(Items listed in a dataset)
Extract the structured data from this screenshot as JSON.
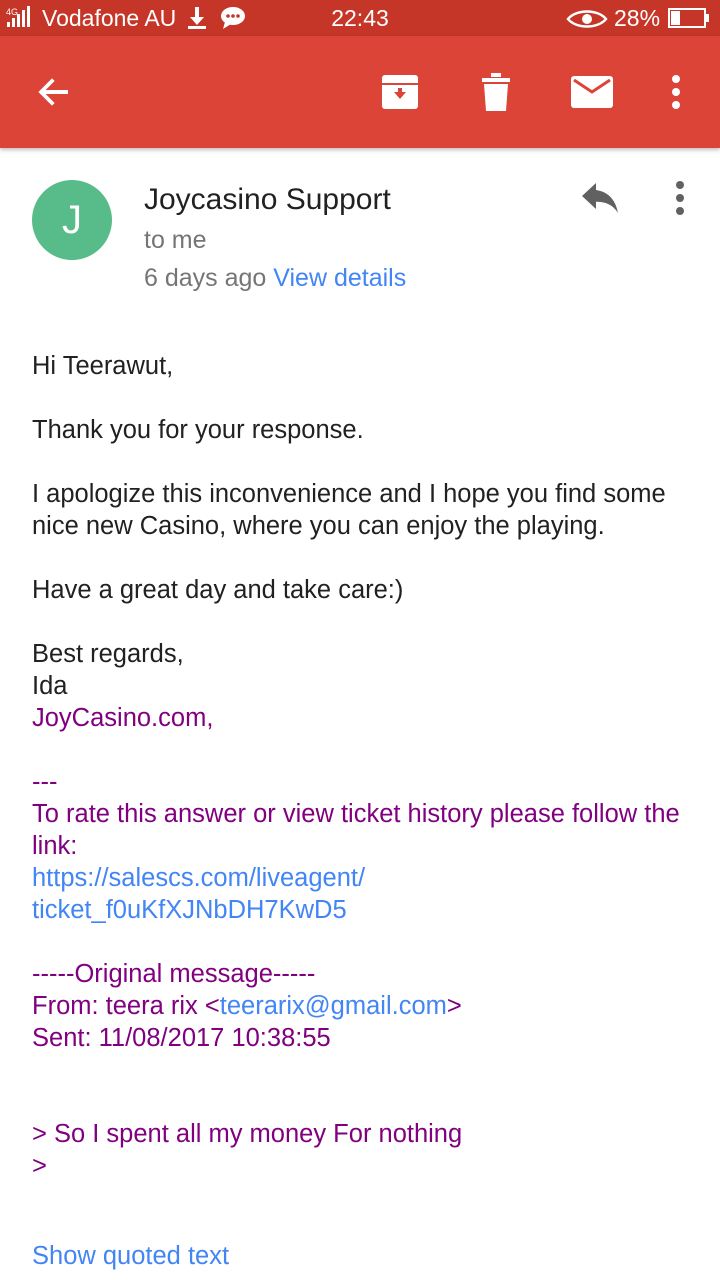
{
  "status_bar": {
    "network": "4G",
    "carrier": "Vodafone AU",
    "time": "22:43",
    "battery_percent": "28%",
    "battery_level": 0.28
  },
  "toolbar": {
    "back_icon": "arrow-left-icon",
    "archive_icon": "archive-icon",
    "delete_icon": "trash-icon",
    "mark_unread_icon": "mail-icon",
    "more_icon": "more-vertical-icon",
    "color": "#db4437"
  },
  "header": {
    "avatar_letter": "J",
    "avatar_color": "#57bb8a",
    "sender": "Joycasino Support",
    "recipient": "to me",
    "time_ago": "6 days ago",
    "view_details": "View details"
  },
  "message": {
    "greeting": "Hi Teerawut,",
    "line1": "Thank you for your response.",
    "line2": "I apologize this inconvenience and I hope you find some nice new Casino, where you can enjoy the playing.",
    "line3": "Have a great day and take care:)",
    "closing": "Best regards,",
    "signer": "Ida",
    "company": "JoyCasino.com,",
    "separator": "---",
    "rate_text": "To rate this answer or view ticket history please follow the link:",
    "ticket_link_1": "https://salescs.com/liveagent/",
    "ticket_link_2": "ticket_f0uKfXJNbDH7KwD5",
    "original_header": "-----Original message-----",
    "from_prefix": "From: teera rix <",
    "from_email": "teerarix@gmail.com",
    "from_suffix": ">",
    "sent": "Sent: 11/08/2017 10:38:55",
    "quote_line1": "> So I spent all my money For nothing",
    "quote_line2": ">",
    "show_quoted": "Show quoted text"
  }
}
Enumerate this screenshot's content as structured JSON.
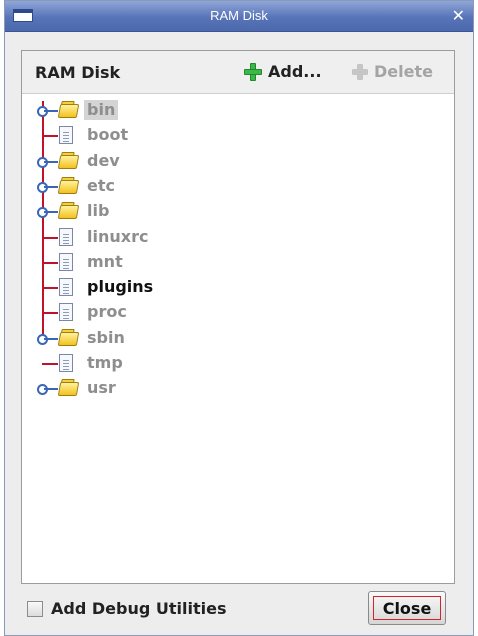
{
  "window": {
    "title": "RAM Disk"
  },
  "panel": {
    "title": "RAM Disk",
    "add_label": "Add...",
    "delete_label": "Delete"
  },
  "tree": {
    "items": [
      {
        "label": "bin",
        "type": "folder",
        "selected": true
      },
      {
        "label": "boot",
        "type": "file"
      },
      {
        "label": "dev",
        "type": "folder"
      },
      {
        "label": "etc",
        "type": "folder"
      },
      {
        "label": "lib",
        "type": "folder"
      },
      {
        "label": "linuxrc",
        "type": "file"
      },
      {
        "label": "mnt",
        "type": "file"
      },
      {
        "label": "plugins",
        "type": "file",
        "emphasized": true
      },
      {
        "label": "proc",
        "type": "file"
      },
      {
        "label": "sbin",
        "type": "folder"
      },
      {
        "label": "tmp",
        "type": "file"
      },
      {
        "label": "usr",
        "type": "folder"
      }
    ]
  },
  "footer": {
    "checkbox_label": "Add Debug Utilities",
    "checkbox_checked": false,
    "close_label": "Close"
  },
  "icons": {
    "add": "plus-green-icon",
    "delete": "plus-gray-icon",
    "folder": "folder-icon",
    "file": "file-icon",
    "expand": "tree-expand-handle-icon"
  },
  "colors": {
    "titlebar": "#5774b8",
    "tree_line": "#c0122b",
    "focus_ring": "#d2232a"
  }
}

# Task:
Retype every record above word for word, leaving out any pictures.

# Result below:
Extract the structured data from this screenshot as JSON.
{
  "status_bar": {
    "network": "4G",
    "carrier": "Vodafone AU",
    "time": "22:43",
    "battery_percent": "28%",
    "battery_level": 0.28
  },
  "toolbar": {
    "back_icon": "arrow-left-icon",
    "archive_icon": "archive-icon",
    "delete_icon": "trash-icon",
    "mark_unread_icon": "mail-icon",
    "more_icon": "more-vertical-icon",
    "color": "#db4437"
  },
  "header": {
    "avatar_letter": "J",
    "avatar_color": "#57bb8a",
    "sender": "Joycasino Support",
    "recipient": "to me",
    "time_ago": "6 days ago",
    "view_details": "View details"
  },
  "message": {
    "greeting": "Hi Teerawut,",
    "line1": "Thank you for your response.",
    "line2": "I apologize this inconvenience and I hope you find some nice new Casino, where you can enjoy the playing.",
    "line3": "Have a great day and take care:)",
    "closing": "Best regards,",
    "signer": "Ida",
    "company": "JoyCasino.com,",
    "separator": "---",
    "rate_text": "To rate this answer or view ticket history please follow the link:",
    "ticket_link_1": "https://salescs.com/liveagent/",
    "ticket_link_2": "ticket_f0uKfXJNbDH7KwD5",
    "original_header": "-----Original message-----",
    "from_prefix": "From: teera rix <",
    "from_email": "teerarix@gmail.com",
    "from_suffix": ">",
    "sent": "Sent: 11/08/2017 10:38:55",
    "quote_line1": "> So I spent all my money For nothing",
    "quote_line2": ">",
    "show_quoted": "Show quoted text"
  }
}
Enumerate this screenshot's content as structured JSON.
{
  "window": {
    "title": "RAM Disk"
  },
  "panel": {
    "title": "RAM Disk",
    "add_label": "Add...",
    "delete_label": "Delete"
  },
  "tree": {
    "items": [
      {
        "label": "bin",
        "type": "folder",
        "selected": true
      },
      {
        "label": "boot",
        "type": "file"
      },
      {
        "label": "dev",
        "type": "folder"
      },
      {
        "label": "etc",
        "type": "folder"
      },
      {
        "label": "lib",
        "type": "folder"
      },
      {
        "label": "linuxrc",
        "type": "file"
      },
      {
        "label": "mnt",
        "type": "file"
      },
      {
        "label": "plugins",
        "type": "file",
        "emphasized": true
      },
      {
        "label": "proc",
        "type": "file"
      },
      {
        "label": "sbin",
        "type": "folder"
      },
      {
        "label": "tmp",
        "type": "file"
      },
      {
        "label": "usr",
        "type": "folder"
      }
    ]
  },
  "footer": {
    "checkbox_label": "Add Debug Utilities",
    "checkbox_checked": false,
    "close_label": "Close"
  },
  "icons": {
    "add": "plus-green-icon",
    "delete": "plus-gray-icon",
    "folder": "folder-icon",
    "file": "file-icon",
    "expand": "tree-expand-handle-icon"
  },
  "colors": {
    "titlebar": "#5774b8",
    "tree_line": "#c0122b",
    "focus_ring": "#d2232a"
  }
}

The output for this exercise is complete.